PROBLEM REQUIREMENTS: Keep only those lines of the records that include the string "false".

====

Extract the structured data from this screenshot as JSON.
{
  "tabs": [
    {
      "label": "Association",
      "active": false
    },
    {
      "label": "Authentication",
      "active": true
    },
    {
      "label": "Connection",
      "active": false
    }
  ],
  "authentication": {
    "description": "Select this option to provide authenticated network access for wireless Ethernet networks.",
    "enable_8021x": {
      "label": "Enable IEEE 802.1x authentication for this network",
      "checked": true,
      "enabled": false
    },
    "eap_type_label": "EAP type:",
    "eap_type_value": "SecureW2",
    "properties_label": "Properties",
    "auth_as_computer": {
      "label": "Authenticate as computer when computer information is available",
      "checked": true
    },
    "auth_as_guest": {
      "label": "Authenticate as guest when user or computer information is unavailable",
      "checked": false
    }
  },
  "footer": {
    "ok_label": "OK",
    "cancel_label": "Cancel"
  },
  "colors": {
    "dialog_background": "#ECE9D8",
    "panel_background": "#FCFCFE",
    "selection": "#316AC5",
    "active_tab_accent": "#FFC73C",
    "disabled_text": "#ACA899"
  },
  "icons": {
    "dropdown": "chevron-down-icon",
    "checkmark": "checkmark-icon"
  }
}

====

ANSWER BOX:
      "active": false
      "active": false
      "enabled": false
      "checked": false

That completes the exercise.